[Recorded data]
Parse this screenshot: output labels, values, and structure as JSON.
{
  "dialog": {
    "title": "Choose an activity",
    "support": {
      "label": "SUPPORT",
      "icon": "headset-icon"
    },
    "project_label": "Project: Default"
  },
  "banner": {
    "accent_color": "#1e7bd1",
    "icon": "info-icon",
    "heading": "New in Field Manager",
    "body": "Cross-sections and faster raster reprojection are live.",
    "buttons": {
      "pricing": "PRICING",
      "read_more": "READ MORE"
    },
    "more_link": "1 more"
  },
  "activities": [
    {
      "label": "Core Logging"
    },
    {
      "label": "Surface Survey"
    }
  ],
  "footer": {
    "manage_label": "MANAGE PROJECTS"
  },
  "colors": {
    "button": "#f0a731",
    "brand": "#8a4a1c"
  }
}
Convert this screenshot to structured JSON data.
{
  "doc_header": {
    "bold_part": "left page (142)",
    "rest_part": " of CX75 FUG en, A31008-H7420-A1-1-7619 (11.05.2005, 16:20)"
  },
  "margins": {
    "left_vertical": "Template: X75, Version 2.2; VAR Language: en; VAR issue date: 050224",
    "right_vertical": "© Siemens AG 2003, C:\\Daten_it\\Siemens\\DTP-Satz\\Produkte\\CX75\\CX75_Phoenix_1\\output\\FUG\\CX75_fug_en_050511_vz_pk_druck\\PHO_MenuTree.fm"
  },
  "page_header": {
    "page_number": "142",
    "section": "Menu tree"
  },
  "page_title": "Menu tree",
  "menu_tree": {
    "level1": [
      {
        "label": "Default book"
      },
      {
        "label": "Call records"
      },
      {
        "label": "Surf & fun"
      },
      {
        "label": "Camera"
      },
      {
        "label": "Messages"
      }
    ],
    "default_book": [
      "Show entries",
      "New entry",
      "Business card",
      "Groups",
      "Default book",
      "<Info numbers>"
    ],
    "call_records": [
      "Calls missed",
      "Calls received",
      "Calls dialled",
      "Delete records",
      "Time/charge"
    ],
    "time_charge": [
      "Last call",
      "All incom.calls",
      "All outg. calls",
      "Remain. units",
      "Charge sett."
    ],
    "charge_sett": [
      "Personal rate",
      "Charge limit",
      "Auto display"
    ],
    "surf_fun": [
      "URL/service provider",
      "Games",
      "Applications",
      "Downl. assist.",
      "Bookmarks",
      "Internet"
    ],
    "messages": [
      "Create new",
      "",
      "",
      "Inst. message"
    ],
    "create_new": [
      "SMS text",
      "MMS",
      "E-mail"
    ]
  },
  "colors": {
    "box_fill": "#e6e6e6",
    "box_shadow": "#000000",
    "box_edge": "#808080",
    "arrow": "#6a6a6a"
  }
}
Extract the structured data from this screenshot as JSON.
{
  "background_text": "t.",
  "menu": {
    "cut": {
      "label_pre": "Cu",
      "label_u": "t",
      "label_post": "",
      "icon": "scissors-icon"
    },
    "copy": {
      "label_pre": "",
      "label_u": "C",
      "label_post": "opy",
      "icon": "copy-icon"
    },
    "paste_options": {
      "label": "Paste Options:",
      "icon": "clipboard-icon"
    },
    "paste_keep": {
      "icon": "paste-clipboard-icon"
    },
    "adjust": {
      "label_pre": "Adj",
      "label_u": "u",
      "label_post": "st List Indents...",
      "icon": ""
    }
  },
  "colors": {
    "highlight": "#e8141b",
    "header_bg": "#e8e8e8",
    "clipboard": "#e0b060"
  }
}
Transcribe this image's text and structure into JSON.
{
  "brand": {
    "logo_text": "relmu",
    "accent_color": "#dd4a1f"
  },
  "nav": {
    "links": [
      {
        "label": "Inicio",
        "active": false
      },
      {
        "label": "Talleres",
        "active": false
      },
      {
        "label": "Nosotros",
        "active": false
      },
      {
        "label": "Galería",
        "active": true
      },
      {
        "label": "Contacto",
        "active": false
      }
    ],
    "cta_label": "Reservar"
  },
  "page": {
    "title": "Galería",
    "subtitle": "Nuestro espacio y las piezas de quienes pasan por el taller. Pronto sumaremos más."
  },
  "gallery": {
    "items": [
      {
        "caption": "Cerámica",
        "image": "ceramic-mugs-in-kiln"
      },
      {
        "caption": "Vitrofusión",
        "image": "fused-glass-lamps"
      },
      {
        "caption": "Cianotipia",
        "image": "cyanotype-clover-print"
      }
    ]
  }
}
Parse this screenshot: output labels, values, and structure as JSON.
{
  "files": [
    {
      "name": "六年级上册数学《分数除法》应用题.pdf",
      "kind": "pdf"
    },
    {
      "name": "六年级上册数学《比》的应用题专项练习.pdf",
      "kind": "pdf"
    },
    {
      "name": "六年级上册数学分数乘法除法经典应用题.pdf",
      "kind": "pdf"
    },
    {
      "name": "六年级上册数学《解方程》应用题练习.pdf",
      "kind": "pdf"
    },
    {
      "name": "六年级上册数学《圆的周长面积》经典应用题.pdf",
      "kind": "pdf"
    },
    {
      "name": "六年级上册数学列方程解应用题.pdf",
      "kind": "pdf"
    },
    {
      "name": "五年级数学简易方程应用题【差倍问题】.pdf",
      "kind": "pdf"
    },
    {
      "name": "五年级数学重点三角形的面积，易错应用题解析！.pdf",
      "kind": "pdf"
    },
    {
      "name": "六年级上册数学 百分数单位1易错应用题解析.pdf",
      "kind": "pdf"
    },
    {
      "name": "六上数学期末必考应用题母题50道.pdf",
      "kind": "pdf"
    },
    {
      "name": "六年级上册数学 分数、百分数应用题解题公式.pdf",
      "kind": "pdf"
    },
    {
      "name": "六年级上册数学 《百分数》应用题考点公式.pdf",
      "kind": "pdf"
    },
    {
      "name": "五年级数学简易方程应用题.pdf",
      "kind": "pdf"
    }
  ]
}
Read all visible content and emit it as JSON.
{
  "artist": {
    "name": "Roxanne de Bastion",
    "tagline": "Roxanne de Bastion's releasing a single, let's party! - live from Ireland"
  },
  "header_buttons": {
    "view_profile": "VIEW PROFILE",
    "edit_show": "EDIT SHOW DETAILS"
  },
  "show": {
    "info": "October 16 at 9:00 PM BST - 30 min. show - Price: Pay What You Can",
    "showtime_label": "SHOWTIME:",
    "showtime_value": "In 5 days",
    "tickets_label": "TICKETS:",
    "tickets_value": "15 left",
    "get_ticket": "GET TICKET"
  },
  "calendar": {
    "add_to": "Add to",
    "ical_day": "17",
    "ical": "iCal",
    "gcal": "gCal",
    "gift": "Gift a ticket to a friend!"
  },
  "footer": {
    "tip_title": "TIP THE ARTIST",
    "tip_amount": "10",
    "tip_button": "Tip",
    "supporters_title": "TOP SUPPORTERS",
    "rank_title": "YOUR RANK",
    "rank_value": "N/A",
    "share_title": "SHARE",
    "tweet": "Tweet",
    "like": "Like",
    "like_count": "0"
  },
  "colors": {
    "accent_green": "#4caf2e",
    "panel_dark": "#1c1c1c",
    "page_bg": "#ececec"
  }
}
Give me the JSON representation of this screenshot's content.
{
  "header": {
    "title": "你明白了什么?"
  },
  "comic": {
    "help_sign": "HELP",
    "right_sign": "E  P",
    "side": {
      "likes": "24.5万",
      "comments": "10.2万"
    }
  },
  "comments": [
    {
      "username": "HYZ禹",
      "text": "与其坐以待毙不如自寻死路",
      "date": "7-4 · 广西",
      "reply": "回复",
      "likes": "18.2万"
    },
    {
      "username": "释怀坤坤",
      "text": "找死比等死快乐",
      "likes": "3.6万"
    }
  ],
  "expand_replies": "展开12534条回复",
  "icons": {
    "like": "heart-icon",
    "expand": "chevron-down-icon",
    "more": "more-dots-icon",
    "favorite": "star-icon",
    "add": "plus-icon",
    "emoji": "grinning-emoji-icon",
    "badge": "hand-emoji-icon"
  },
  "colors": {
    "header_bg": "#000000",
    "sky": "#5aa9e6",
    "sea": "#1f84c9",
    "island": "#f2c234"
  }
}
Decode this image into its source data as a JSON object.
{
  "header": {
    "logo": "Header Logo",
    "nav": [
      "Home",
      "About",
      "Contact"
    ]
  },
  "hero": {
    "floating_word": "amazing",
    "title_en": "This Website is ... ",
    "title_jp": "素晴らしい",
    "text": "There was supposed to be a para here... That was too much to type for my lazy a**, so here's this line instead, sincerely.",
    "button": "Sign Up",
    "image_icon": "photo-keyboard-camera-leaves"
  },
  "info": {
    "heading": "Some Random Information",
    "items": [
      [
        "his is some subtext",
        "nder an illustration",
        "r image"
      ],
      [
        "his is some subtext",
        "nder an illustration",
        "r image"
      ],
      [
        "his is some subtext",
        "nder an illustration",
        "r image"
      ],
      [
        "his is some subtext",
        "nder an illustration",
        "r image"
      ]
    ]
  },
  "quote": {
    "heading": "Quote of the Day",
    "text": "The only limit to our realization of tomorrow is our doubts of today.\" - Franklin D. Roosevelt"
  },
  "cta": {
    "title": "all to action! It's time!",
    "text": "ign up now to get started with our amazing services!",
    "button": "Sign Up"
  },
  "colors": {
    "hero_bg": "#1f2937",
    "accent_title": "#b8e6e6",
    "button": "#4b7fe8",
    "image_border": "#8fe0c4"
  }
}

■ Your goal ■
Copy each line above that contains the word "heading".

■ The answer ■
    "heading": "New in Field Manager",
    "heading": "Some Random Information",
    "heading": "Quote of the Day",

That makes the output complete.